The Preludes were published in 1839, yet there is internal evidence which proves that most of them had been composed before the trip to the Balearic Islands. This will upset the very pretty legend of music making at the monastery of Valdemosa. Have we not all read with sweet credulity the eloquent pages in George Sand in which the storm is described that overtook the novelist and her son Maurice? After terrible trials, dangers and delays, they reached their home and found Chopin at the piano. Uttering a cry, he arose and stared at the pair. “Ah! I knew well that you were dead.” It was the sixth prelude, the one in B minor, that he played, and dreaming, as Sand writes, that “he saw himself drowned in a lake; heavy, ice cold drops of water fell at regular intervals upon his breast; and when I called his attention to those drops of water which were actually falling upon the roof, he denied having heard them. He was even vexed at what I translated by the term, imitative harmony. He protested with all his might, and he was right, against the puerility of these imitations for the ear.
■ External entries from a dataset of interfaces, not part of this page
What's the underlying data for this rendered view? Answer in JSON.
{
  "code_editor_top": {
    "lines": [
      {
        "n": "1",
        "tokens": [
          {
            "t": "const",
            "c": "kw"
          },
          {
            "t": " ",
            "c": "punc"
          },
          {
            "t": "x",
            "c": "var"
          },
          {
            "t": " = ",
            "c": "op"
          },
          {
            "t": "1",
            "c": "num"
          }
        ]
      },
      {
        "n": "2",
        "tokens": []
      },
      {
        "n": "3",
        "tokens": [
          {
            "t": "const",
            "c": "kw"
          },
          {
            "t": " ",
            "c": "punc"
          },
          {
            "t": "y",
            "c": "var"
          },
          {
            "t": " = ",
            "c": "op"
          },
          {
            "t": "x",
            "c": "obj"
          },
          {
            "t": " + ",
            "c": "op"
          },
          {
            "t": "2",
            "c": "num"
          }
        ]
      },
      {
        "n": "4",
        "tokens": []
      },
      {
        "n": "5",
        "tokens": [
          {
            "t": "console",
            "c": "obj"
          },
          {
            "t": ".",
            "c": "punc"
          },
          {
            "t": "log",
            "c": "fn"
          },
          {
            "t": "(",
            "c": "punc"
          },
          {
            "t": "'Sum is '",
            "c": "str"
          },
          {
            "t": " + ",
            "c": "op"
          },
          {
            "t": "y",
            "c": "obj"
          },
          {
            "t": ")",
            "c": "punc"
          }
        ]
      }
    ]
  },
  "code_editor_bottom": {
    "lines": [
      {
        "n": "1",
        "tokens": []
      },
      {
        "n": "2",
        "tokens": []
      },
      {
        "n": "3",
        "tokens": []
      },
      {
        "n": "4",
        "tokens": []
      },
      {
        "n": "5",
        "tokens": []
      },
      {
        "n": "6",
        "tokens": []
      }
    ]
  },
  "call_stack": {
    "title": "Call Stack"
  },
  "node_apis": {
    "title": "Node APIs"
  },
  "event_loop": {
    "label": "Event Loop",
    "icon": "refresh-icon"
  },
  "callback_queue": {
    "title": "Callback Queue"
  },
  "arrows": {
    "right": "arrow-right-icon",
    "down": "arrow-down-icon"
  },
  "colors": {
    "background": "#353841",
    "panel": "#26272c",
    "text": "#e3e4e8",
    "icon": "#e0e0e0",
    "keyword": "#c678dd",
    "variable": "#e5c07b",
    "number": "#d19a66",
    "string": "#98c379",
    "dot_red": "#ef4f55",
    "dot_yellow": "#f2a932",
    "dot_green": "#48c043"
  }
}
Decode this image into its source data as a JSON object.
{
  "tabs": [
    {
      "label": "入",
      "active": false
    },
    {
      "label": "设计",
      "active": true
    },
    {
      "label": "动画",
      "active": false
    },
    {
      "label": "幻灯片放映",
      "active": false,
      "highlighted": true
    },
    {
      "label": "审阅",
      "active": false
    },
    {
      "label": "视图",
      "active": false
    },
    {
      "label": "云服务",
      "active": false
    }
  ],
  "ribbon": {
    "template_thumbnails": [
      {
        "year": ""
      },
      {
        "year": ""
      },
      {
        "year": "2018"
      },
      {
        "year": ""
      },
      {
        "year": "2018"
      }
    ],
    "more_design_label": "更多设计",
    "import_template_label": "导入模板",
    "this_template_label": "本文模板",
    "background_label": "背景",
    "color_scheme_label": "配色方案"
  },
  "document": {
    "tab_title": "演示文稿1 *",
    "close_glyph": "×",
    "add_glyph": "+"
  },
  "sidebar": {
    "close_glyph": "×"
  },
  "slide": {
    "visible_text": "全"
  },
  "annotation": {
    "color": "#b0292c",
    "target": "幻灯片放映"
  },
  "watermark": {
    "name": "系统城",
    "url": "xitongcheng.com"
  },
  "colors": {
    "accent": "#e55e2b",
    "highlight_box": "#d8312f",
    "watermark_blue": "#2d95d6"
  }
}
His genius was full of mysterious harmonies of nature.”

The Sixth prelude in B minor was played at Chopins own funeral service.